Daubert, Junk Science and PollutersBack when I was at OSHA working on ergonomics, the biggest argument we had with opponents of the regulation were allegations by the business associations and conservative Republicans that ergonomics was based on “junk science.” The argument was put most forcefully by soon-to-be Labor Department Solicitor Eugene Scalia who claimed in an article that OSHA was violating the “Daubert Decision.”
Today, a group of experts in the legal and scientific community released a report entitled "Daubert: The Most Influential Supreme Court Ruling You've Never Heard Of" (Full Report here.)
Daubert was originally intended to assist judges in determining what evidence could be admitted into a trial. But as the authors explain:
The 1993 Daubert ruling directed federal judges to act as "gatekeepers" in the courtroom, using a standard that requires expert testimony to be both reliable and relevant before allowing it to be presented to juries. However, over the past 10 years, some judges have misinterpreted and broadened the reach of Daubert. Some have excluded scientific opinions when there is (or appears to be) disagreement among legitimate scientists; while others pick apart each piece of the scientific evidence presented by an expert rather than assessing the evidence as a whole, the way scientists do.What this means is that when corporate attorneys manage to cloud the science and confuse the judges, the evidence gets labeled as “junk science” and good cases often get dismissed by the judge before they even get to a jury. Victims of toxic chemicals and drugs are the losers.
Or, as in the case of ergonomics, the “junk science” argument is used to obstruct the regulatory process.
One example of how Daubert has kept legitimate science out of the courtroom came from Peter Infante, former director of OSHA’s Office of Standards Review. He was prevented from testifying in Chambers v. Exxon Corp., a lawsuit involving a contractor at an oil refinery in Baton Rouge who was exposed to benzene and then developed chronic myelogenous leukemia (CML), a rare form of cancer. He was to have testified as the author of a 1977 study that confirmed that benzene caused leukemia and as the author of a later analysis that found a four-fold increase in the risk of developing CML from exposure to benzene.So what is to be done about this problem? Beyond "becoming aware," or getting better judges (by getting rid of you-know-who) that's not entirely clear.

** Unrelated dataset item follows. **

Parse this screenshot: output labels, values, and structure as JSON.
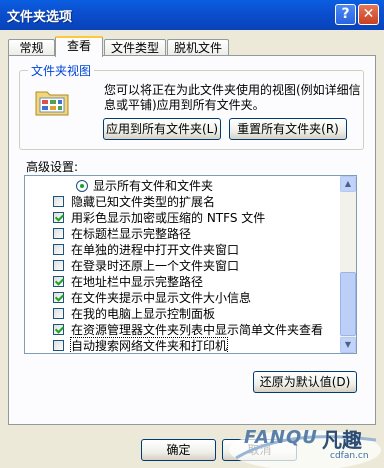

But the judge excluded his testimony (saying it wasn’t strong enough) and issued a summary judgment in favor of the defendant. Dr. Infante said the judge not only made a factual error – his analysis was the first to show a more than two-fold increase in risk plus statistical significance – he asked for more than anyone else in the field would have required for such a rare disease. Benzene was considered a cause of leukemia, including CML, long before any epidemiological study showed a two-fold increase in risk.
"It seems to me the judge was making a scientific determination when he didn’t have the expertise to do that," Dr. Infante said. “It’s a matter of fairness. A worker wasn’t protected from toxic exposure, from a chemical known to cause a disease. He was damaged by the product, and his case wasn’t allowed to get to a jury.”
On the tenth anniversary of Daubert, the scientific community needs to become
much more aware that an obscure procedural decision intended to provide clarity has instead given rise to a serious social imbalance. It has led to unreasonable legal demands of scientific certainty when considering expert testimony that right otherwise demonstrate harm of individual plaintiffs by defendants, often wealthy and powerful companies. At the same time, inappropriate or inaccurate interpretations of science are becoming embedded in legal precedent. Yet in contrast, Daubert has failed to demand from criminal prosecutors better science in the face of weak forensic methods, resulting in the potential conviction of innocent people. And now, the application of Daubert and Daubert-like challenges threaten to paralyze the systems we use to protect public health and the environment.